Data records for software interfaces
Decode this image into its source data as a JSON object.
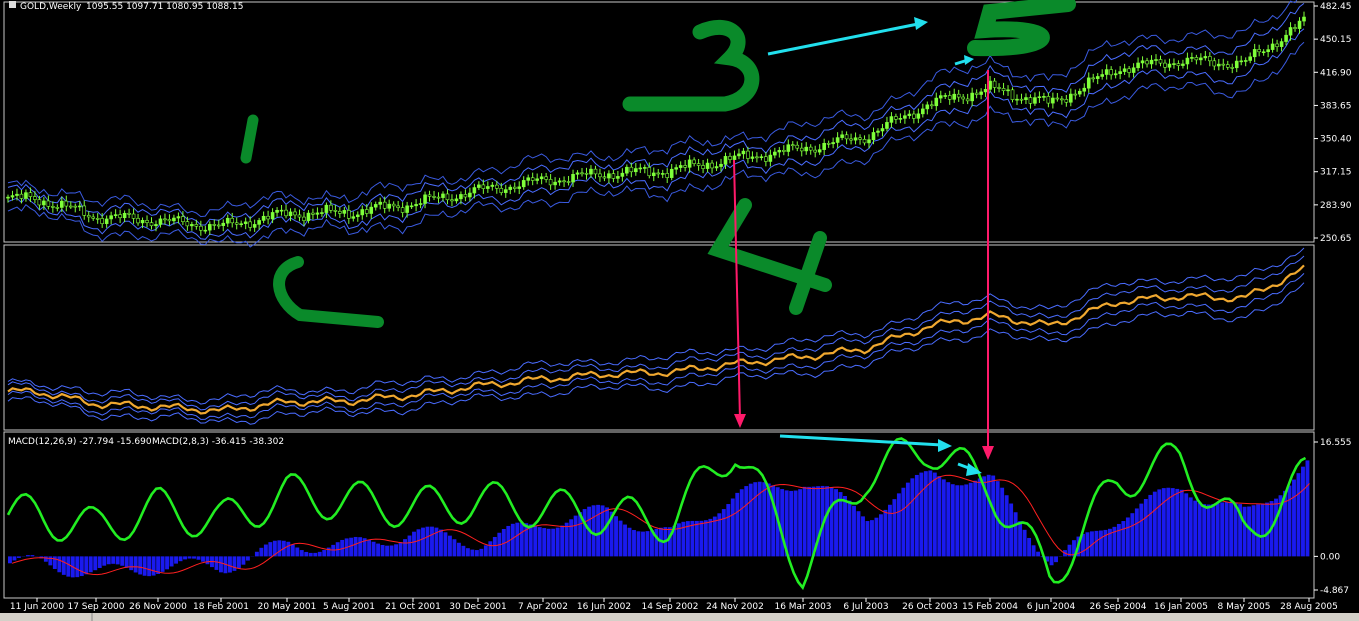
{
  "window": {
    "symbol_title": "GOLD,Weekly",
    "ohlc": "1095.55 1097.71 1080.95 1088.15",
    "macd_label": "MACD(12,26,9) -27.794 -15.690",
    "macd2_label": "MACD(2,8,3) -36.415 -38.302"
  },
  "annotations": [
    "1",
    "2",
    "3",
    "4",
    "5"
  ],
  "colors": {
    "background": "#000000",
    "candle": "#7fff3a",
    "bands": "#4a6cff",
    "price_line": "#f0a830",
    "macd_line": "#22ee22",
    "macd_signal": "#ff2020",
    "histogram": "#1a1aee",
    "hand_green": "#0a8a2a",
    "arrow_cyan": "#22e0ee",
    "arrow_pink": "#ff1a6a"
  },
  "chart_data": [
    {
      "type": "candlestick",
      "title": "GOLD,Weekly",
      "ylim": [
        250.65,
        482.45
      ],
      "yticks": [
        "482.45",
        "450.15",
        "416.90",
        "383.65",
        "350.40",
        "317.15",
        "283.90",
        "250.65"
      ],
      "grid": false,
      "series": [
        {
          "name": "GOLD",
          "x": [
            "11 Jun 2000",
            "17 Sep 2000",
            "26 Nov 2000",
            "18 Feb 2001",
            "20 May 2001",
            "5 Aug 2001",
            "21 Oct 2001",
            "30 Dec 2001",
            "7 Apr 2002",
            "16 Jun 2002",
            "14 Sep 2002",
            "24 Nov 2002",
            "16 Mar 2003",
            "6 Jul 2003",
            "26 Oct 2003",
            "15 Feb 2004",
            "6 Jun 2004",
            "26 Sep 2004",
            "16 Jan 2005",
            "8 May 2005",
            "28 Aug 2005"
          ],
          "values": [
            290,
            272,
            268,
            262,
            275,
            276,
            285,
            298,
            308,
            315,
            318,
            330,
            340,
            352,
            385,
            400,
            385,
            420,
            428,
            425,
            470
          ]
        }
      ]
    },
    {
      "type": "line",
      "series": [
        {
          "name": "",
          "values": [
            290,
            272,
            268,
            262,
            275,
            276,
            285,
            298,
            308,
            315,
            318,
            330,
            340,
            352,
            385,
            400,
            385,
            420,
            428,
            425,
            470
          ]
        }
      ]
    },
    {
      "type": "bar",
      "title": "MACD(12,26,9) -27.794 -15.690",
      "ylim": [
        -4.867,
        16.555
      ],
      "yticks": [
        "16.555",
        "0.00",
        "-4.867"
      ],
      "xticks": [
        "11 Jun 2000",
        "17 Sep 2000",
        "26 Nov 2000",
        "18 Feb 2001",
        "20 May 2001",
        "5 Aug 2001",
        "21 Oct 2001",
        "30 Dec 2001",
        "7 Apr 2002",
        "16 Jun 2002",
        "14 Sep 2002",
        "24 Nov 2002",
        "16 Mar 2003",
        "6 Jul 2003",
        "26 Oct 2003",
        "15 Feb 2004",
        "6 Jun 2004",
        "26 Sep 2004",
        "16 Jan 2005",
        "8 May 2005",
        "28 Aug 2005"
      ],
      "series": [
        {
          "name": "MACD(12,26,9)",
          "values": [
            -1,
            -2.5,
            -1.5,
            -1.5,
            1.8,
            1.5,
            3.5,
            2,
            5,
            6.5,
            3,
            9,
            11,
            6,
            12,
            10.8,
            -1,
            6,
            10,
            6,
            13.6
          ]
        },
        {
          "name": "MACD(2,8,3)",
          "values": [
            6,
            4,
            7,
            5,
            9,
            8,
            7,
            8,
            7,
            6,
            5,
            16,
            -2,
            12,
            16,
            10,
            -3,
            11,
            14,
            3,
            12
          ]
        }
      ]
    }
  ]
}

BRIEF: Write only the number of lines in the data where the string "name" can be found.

WRITTEN ANSWER: 4